What the exercise asks:
Nothing but the images is to be left out of your exact copy of the entries.

▬▬▬▬▬▬

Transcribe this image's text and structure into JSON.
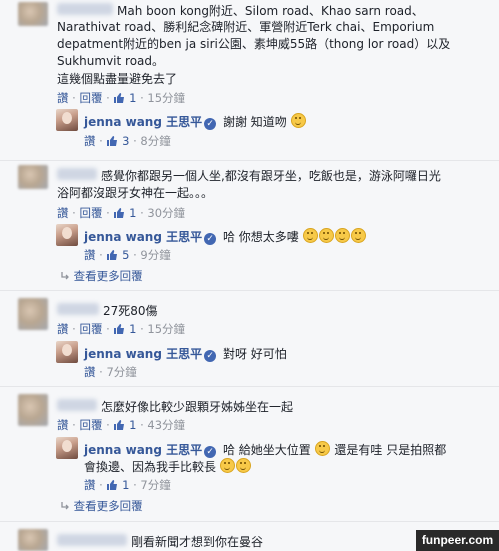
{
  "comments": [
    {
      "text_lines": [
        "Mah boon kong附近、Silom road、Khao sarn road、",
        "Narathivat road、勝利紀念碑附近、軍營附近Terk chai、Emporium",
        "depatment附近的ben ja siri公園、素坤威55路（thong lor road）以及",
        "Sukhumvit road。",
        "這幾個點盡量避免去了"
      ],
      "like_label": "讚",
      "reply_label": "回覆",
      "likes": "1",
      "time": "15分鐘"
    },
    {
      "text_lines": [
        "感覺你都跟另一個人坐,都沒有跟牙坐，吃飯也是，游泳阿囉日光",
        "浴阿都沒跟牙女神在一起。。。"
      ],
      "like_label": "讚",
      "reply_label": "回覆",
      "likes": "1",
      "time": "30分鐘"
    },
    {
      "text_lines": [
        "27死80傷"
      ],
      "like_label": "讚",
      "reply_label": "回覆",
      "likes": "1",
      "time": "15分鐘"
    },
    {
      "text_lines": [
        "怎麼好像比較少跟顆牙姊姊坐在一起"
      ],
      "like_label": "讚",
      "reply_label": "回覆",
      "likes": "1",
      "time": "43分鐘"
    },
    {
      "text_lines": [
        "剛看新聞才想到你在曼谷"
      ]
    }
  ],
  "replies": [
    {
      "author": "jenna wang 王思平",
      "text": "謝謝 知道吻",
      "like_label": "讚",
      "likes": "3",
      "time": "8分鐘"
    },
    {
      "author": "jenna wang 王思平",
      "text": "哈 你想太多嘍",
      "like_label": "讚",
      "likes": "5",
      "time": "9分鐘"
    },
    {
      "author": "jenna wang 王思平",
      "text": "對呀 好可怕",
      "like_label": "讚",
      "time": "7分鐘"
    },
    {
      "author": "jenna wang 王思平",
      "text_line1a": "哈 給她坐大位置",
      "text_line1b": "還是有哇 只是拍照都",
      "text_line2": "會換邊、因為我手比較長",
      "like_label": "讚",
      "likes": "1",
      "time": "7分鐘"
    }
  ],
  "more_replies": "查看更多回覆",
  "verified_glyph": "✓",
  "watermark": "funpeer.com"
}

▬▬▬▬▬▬

Answer to this task:
Transcribe this image's text and structure into JSON.
{
  "comments": [
    {
      "text_lines": [
        "Mah boon kong附近、Silom road、Khao sarn road、",
        "Narathivat road、勝利紀念碑附近、軍營附近Terk chai、Emporium",
        "depatment附近的ben ja siri公園、素坤威55路（thong lor road）以及",
        "Sukhumvit road。",
        "這幾個點盡量避免去了"
      ],
      "like_label": "讚",
      "reply_label": "回覆",
      "likes": "1",
      "time": "15分鐘"
    },
    {
      "text_lines": [
        "感覺你都跟另一個人坐,都沒有跟牙坐，吃飯也是，游泳阿囉日光",
        "浴阿都沒跟牙女神在一起。。。"
      ],
      "like_label": "讚",
      "reply_label": "回覆",
      "likes": "1",
      "time": "30分鐘"
    },
    {
      "text_lines": [
        "27死80傷"
      ],
      "like_label": "讚",
      "reply_label": "回覆",
      "likes": "1",
      "time": "15分鐘"
    },
    {
      "text_lines": [
        "怎麼好像比較少跟顆牙姊姊坐在一起"
      ],
      "like_label": "讚",
      "reply_label": "回覆",
      "likes": "1",
      "time": "43分鐘"
    },
    {
      "text_lines": [
        "剛看新聞才想到你在曼谷"
      ]
    }
  ],
  "replies": [
    {
      "author": "jenna wang 王思平",
      "text": "謝謝 知道吻",
      "like_label": "讚",
      "likes": "3",
      "time": "8分鐘"
    },
    {
      "author": "jenna wang 王思平",
      "text": "哈 你想太多嘍",
      "like_label": "讚",
      "likes": "5",
      "time": "9分鐘"
    },
    {
      "author": "jenna wang 王思平",
      "text": "對呀 好可怕",
      "like_label": "讚",
      "time": "7分鐘"
    },
    {
      "author": "jenna wang 王思平",
      "text_line1a": "哈 給她坐大位置",
      "text_line1b": "還是有哇 只是拍照都",
      "text_line2": "會換邊、因為我手比較長",
      "like_label": "讚",
      "likes": "1",
      "time": "7分鐘"
    }
  ],
  "more_replies": "查看更多回覆",
  "verified_glyph": "✓",
  "watermark": "funpeer.com"
}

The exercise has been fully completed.